  • On 11 April 2012, an Ayres S2R-G10 Thrush crop dusting aircraft impacted terrain about 36 km (22 mi) northwest of the airport, killing the pilot who was the only occupant. The aircraft was on a ferry flight from St George, Queensland en route to Moree Airport.[14]

See alsoEdit

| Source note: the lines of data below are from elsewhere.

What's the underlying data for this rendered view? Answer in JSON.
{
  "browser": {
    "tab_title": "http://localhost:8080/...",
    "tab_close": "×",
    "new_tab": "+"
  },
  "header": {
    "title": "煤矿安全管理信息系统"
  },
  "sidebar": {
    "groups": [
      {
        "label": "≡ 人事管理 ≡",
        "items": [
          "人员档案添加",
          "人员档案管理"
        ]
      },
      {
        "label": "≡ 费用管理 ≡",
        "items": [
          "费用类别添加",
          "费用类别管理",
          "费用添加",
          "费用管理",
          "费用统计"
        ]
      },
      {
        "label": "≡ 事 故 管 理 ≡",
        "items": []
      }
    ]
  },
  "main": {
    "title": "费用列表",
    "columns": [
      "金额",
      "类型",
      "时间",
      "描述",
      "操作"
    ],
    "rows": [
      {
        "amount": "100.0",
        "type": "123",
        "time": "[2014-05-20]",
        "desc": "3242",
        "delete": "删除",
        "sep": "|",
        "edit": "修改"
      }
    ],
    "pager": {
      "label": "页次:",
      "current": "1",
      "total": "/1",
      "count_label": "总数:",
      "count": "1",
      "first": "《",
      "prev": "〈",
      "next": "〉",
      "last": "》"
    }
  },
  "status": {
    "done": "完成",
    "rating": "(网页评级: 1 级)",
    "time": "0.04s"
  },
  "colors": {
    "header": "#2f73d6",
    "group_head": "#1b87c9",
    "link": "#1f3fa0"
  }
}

  1. ^ a b c "Airport Traffic Data 1985-86 to 2011-12". Bureau of Infrastructure, Transport and Regional Economics (BITRE). May 2013. Archived from the original on 24 March 2012. Retrieved 11 April 2013. Refers to "Regular Public Transport (RPT) operations only"
  2. ^ a b c YMOR – Moree (PDF). AIP En Route Supplement from Airservices Australia, effective 28 February 2019, Aeronautical Chart
  3. ^ Moree Airport
  4. ^ Moree Aero Club Archived 27 November 2013 at the Wayback Machine
  5. ^ "Brindabella Airlines to fly Moree to Sydney". Transport NSW. 13 November 2012.
  6. ^ "QantasLink supporters to voice concern". The Moree Champion. 4 December 2012.
  7. ^ Brindabella & Aeropelican to consolidate their North West operation to Narrabri Archived 20 March 2012 at the Wayback Machine
  8. ^ Freed, J (16 December 2013). "Brindabella Airlines in receivership after planes grounded over safety issues". The Sydney Morning Herald.
  9. ^ "Fly Corporate set to expand RPT network". Australian Aviation. 12 July 2016.
  10. ^ Quarterly passenger statistics for NSW air routes to and from Sydney Airport
  11. ^ a b Fiscal year 1 July - 30 June
  12. ^ Moree mourns Archived 12 April 2011 at the Wayback Machine
  13. ^ Controlled flight into terrain - Piper Saratoga PA 32R 301T, VH-LKI, Moree Airport, NSW, 30 March 2011
  14. ^ Occurrences Entered into the ATSB Aviation Safety Database Between 7 April 2012 and 13 April 2012

External linksEdit